There are definitely more than just echoes of the ’80s ‘neo-prog’ bands in their style and repertoire, with clear comparisons to Fish-era Marillion. After such a long hiatus it is perhaps understandable that this is a band that in some ways is looking back to the era from where it originated before it feels more confident in striking out in the more contemporary prog music scene. In the context of artists such as Big Big Train, Frost*, IQ, The Gift, Cosmograf and Steven Wilson releasing albums of undoubtedly very high class and striking imagination in the last couple of years it is clear that Multi Story are competing in a very competitive and creative musical environment. For instance, Multi Story’s contemporaries and apparent inspirations, Marillion, have just released an album that is being regarded by some as debatably one of the best in their career, but it has to be said that this is a band that is unrecognisable from its ’80s heyday as they have evolved so significantly. Multi Story have undoubted musical skills, and this is clearly an album written and recorded with some considerable skill and imagination, which will definitely appeal to fans of that style of music. Nevertheless, with such a promising ‘re-birth’ they may need to consider whether their musical template and DNA needs reinvigorating for their next album as times and expectations have moved on considerably in the time they have been ‘asleep’ as a band.

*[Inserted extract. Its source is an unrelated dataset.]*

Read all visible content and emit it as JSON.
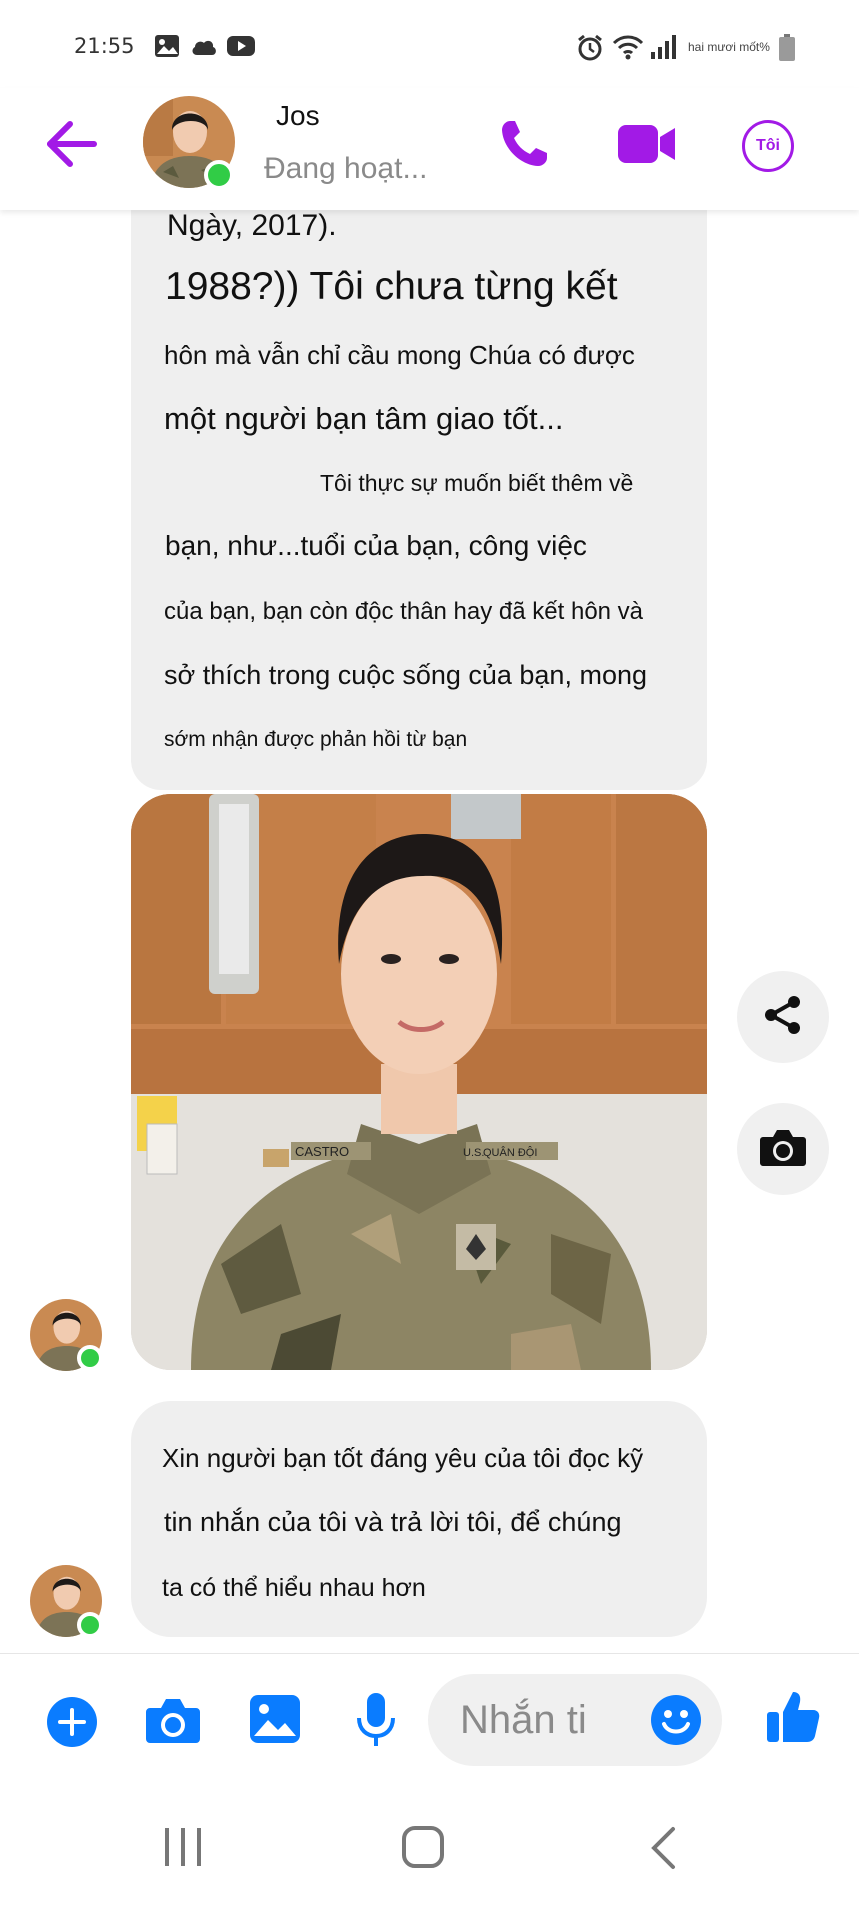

TRACK LISTING
01. Murmuration (8:31)
02. Sly Dream Catcher (6:03)
03. 12:16 (6:36)
04. Tutankhamun (8:39)
05. White Star (5:40)
06. Black Gold (9:42)
07. The Viewers (4:48)
08. Crimson Stone (10:52)

Total Time – 60:51

MUSICIANS
Paul Ford – Vocals, Acoustic Guitar
Rob Wilsher – Keyboards & Programming
Aedan Neale – Electric & Acoustic Guitars
Jordan Neale – Drums & Percussion
Kyle Jones – Bass Guitar

ADDITIONAL INFO
Record Label: F2 Music
Country of Origin: U.K.
Year of Release: 2016

PREVIOUS ALBUMS
– East West (1985)
– Through Your Eyes (1987)

LINKS
Multi Story – Website | Facebook

Tags:



Back to Top ↑
  • Big BIg Train – Victorian Brickwork

  • The Mute Gods – We Can’t Carry On

  • Tim Bowness – Distant Summers

  • Maschine – Megacyma

  • Stick Men – Prog Noir

  • Progression – Noxologic

  • Lite – D

  • Zhaoze – Intoxicatingly Lost

  • Thence – It Is Truth That Liberates